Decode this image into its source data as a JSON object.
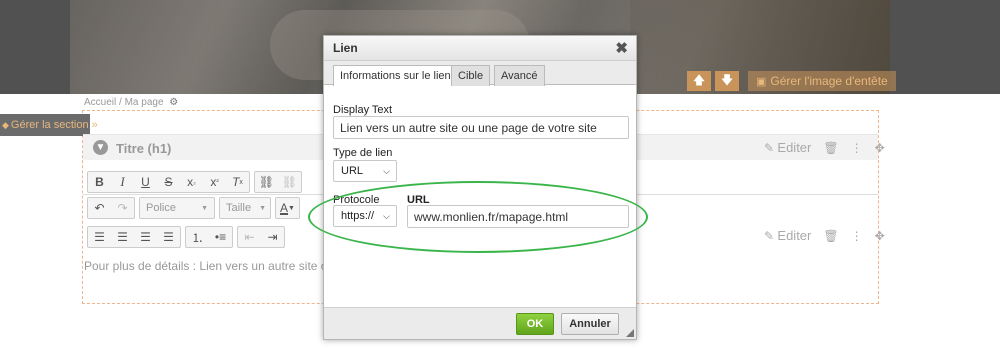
{
  "header": {
    "up_icon": "arrow-up-icon",
    "down_icon": "arrow-down-icon",
    "manage_image_label": "Gérer l'image d'entête"
  },
  "breadcrumb": {
    "home": "Accueil",
    "separator": "/",
    "current": "Ma page"
  },
  "section": {
    "manage_label": "Gérer la section »",
    "title_placeholder": "Titre (h1)",
    "edit_label": "Editer",
    "content_text": "Pour plus de détails : Lien vers un autre site o"
  },
  "editor": {
    "font_combo": "Police",
    "size_combo": "Taille"
  },
  "dialog": {
    "title": "Lien",
    "tabs": [
      {
        "label": "Informations sur le lien"
      },
      {
        "label": "Cible"
      },
      {
        "label": "Avancé"
      }
    ],
    "display_text_label": "Display Text",
    "display_text_value": "Lien vers un autre site ou une page de votre site",
    "link_type_label": "Type de lien",
    "link_type_value": "URL",
    "protocol_label": "Protocole",
    "protocol_value": "https://",
    "url_label": "URL",
    "url_value": "www.monlien.fr/mapage.html",
    "ok_label": "OK",
    "cancel_label": "Annuler"
  },
  "colors": {
    "accent": "#c8945a",
    "ok_green": "#61a51e",
    "highlight": "#3ab54a"
  }
}
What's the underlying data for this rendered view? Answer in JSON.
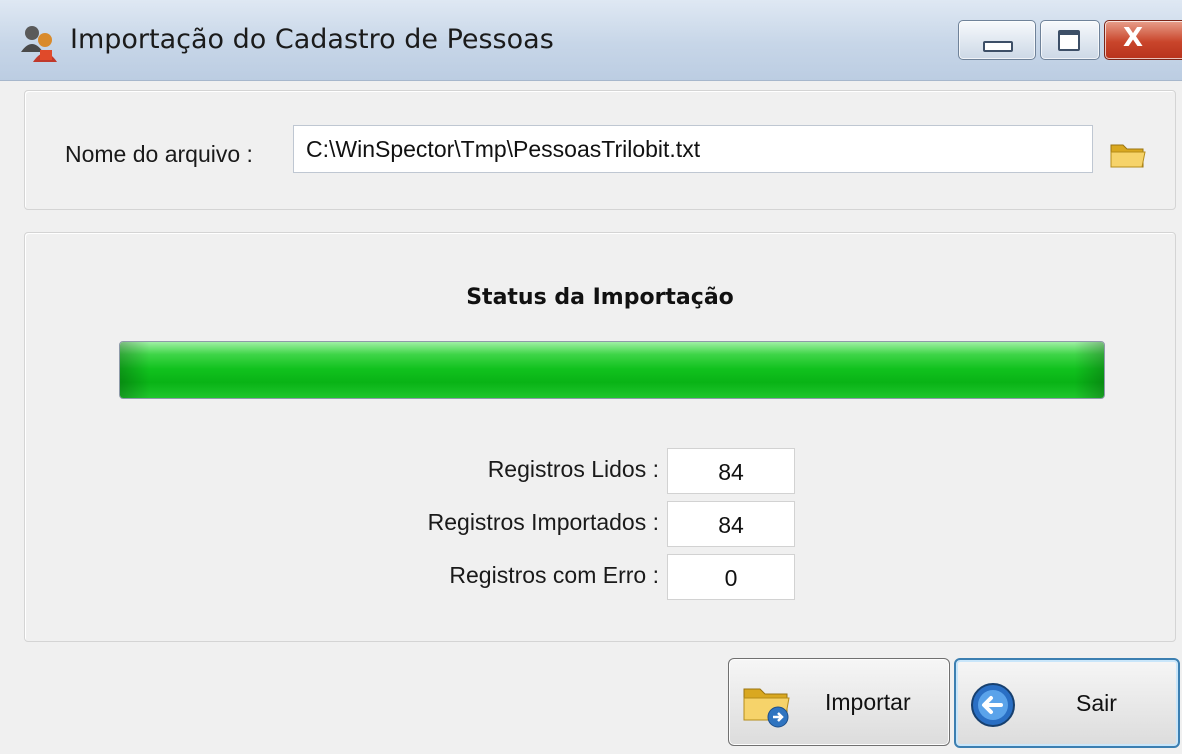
{
  "window": {
    "title": "Importação do Cadastro de Pessoas",
    "icons": {
      "app": "people-icon",
      "close": "close-icon",
      "minimize": "minimize-icon",
      "maximize": "maximize-icon"
    },
    "close_glyph": "X"
  },
  "file": {
    "label": "Nome do arquivo :",
    "value": "C:\\WinSpector\\Tmp\\PessoasTrilobit.txt",
    "browse_icon": "folder-icon"
  },
  "status": {
    "title": "Status da Importação",
    "progress_percent": 100,
    "progress_color": "#11c21e",
    "rows": [
      {
        "label": "Registros Lidos :",
        "value": "84"
      },
      {
        "label": "Registros Importados :",
        "value": "84"
      },
      {
        "label": "Registros com Erro :",
        "value": "0"
      }
    ]
  },
  "buttons": {
    "import": {
      "label": "Importar",
      "icon": "import-folder-icon"
    },
    "exit": {
      "label": "Sair",
      "icon": "exit-arrow-icon"
    }
  }
}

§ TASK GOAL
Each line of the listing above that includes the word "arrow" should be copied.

§ EXPECTED ANSWER
    "up_icon": "arrow-up-icon",
    "down_icon": "arrow-down-icon",
      "icon": "exit-arrow-icon"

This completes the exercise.